  • Home – The page you go to when you log in
  • Updates- WordPress Updates are so very important, make sure you visit this often and regularly
  • Posts – This is where you make new blog posts.
  • Media – Usually images, but you can also upload other file types such as PDF and videos.
  • Comments – Keep an eye here, you will start seeing spam as your site gets more traffic
  • Appearance – This is where you manage themes and the code for them
  • Plugins – This is where you manage plugins.
  • Settings – This is where you go when you need to change settings for your blog or your user.

Please note that in this screenshot, you see two menu options that you won’t have on a plain vanilla installation of WordPress, Contact Form and Email Marketing.

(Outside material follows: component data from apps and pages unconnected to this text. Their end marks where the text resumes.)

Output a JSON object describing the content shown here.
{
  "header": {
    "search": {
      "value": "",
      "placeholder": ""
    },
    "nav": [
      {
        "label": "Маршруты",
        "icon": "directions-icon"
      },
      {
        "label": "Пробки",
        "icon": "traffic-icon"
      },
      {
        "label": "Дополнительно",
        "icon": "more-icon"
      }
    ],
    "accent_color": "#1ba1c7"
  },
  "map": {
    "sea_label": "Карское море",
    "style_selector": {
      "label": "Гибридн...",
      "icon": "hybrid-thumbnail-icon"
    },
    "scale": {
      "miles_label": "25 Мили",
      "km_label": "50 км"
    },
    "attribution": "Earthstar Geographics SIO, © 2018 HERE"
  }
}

These were added by plugins.

Let’s Pick a Theme!

The first part of picking a theme is to make sure it is responsive, or mobile-friendly. The easiest way to test a site if it responsive is to open it from your smartphone and make sure the elements resize. Please note that a “mobile version” is NOT a responsive website written using Bootstrap, it is just an older-style HTML site modified to fit a smaller format. This hasn’t been fashionable since 2012.

No, you won’t have to learn how to work with Bootstrap, but it’s important to know about it. So let’s pick a theme!  To do this, click on Appearance in your dashboard, then click Add New at the top.




My best advice at this point is to point and click until you find one you like. You can look at screenshots and even get a live preview of your site! Once you find one, make sure to click Install on the tile for the theme, and then Activate it.


While this is great for free themes, there are many sources for paid themes that include commercial support, ranging from $5 to over $100. Some sources I recommend:



Think of plugins like pieces to an erector set; you’re not fabricating anything, there are already parts out there you can just “plug in” and now you’ve got new features without any coding. The process of installing plugins is very similar to the one for installing themes. In fact, if you can install a theme, you can install a plugin.

Once a plugin is installed, you may notice new menu options on the dashboard, and some are more obvious than others. For example, the vast majority of plugins add their own root-level menu like in my first screenshot of inside the dashboard from earlier. Others, might stick things in weird places, like under the settings menu:


Everything listed below “Permalinks” was added by plugins. You can also consider this as a short list of plugins I highly recommend:

Just like with themes, there are commercial plugins, some of which even are part of subscriptions. For example, there is a cloud version of the EWWW Image Optimizer that requires a monthly fee. For commercial plugins, I highly recommend looking to CodeCanyon for amazing plugins. You can also search on Google for more.


Shortcodes are a really handy feature of WordPress employed by many themes and plugins (mostly plugins). They are enclosed in brackets and you insert them in posts or pages, and when the page is loaded by a browser, you see the output of the plugin instead of your shortcode. They look something like this:


Page Builders

So, after convincing you not to use other website builders, don’t fret! You still have page builders available in WordPress! There are quite a few.

It won’t be possible to teach you how to use all of them, but I will list a few here that I’ve used personally that have worked well, or that get great reviews.

So these are free, but there are 2 commercial page builders you should know about as well:

It’s really important to be aware that some of the page builders work best with developer-provided blank themes. How to find and install them, will be provided in the plugin’s instructions.

Further Reading

Building Your First Website in WordPress

Building Your First Website in WordPress, Part 3